Hold Your Fire is now in theaters and available on demand. Here are some time stamps from the Factual America interview:

00:00 – Trailer for Hold Your Fire.
02:40 – Introducing the guest Stefan Forbes and the film.
05:05 – What Hold Your Fire is about.
06:49 – How Stefan came across the story for the film.
09:35 – Who Harvey Schlossberg was and what his role in this story was.
14:38 – Why conflict resolution methods are not deeply accepted in American society.
19:03 – How vivid the memories of people who witnessed the events covered in the film still are.
24:50 – Why the American justice system needs to become more victim-centered.
26:14 – Who the team behind the film is and how they are involved.
30:00 – The success with representing diverse voices in the film.

Factual America uses documentary filmmaking to examine the American experience as well as universal topics that affect all Americans. Guests include Academy Award, Emmy, and Grammy-winning filmmakers and producers, their subjects, as well as experts on the American experience. We discuss true crime, music, burning social and political topics, history and arts with the creators of the latest and upcoming documentary films in theatres and on the most popular digital platforms. This podcast is produced by Alamo Pictures, a London- and Austin-based production company that makes documentaries about the US from a European perspective for international audiences.

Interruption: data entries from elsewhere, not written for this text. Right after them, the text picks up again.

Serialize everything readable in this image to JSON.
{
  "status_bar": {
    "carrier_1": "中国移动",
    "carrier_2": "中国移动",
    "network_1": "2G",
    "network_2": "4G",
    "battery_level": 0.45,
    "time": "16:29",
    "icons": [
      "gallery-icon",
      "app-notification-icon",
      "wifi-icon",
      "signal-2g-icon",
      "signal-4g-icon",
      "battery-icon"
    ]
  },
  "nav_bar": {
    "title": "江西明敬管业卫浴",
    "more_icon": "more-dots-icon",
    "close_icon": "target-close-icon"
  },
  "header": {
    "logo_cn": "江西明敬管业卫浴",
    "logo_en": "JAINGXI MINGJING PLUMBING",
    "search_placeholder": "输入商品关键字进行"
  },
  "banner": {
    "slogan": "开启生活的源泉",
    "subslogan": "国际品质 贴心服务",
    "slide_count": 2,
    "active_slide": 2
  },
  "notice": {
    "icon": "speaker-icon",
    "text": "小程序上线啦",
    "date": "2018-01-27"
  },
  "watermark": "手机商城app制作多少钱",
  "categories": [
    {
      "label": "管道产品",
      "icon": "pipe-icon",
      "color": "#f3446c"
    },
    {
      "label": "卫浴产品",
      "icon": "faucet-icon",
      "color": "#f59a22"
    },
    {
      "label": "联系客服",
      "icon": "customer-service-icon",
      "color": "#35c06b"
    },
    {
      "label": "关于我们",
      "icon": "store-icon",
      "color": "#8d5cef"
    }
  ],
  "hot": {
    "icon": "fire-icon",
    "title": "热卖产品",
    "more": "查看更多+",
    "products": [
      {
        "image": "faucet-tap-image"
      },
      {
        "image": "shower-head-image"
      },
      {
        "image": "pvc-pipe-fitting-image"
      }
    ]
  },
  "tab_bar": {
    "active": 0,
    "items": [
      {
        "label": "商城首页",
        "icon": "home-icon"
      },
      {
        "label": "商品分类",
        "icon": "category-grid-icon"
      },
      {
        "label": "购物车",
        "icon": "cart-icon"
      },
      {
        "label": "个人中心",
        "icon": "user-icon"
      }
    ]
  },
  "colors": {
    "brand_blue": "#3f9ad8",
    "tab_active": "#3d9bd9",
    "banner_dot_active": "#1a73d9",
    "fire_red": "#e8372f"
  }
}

Main Image: A still from Hold Your Fire courtesy of Factual America.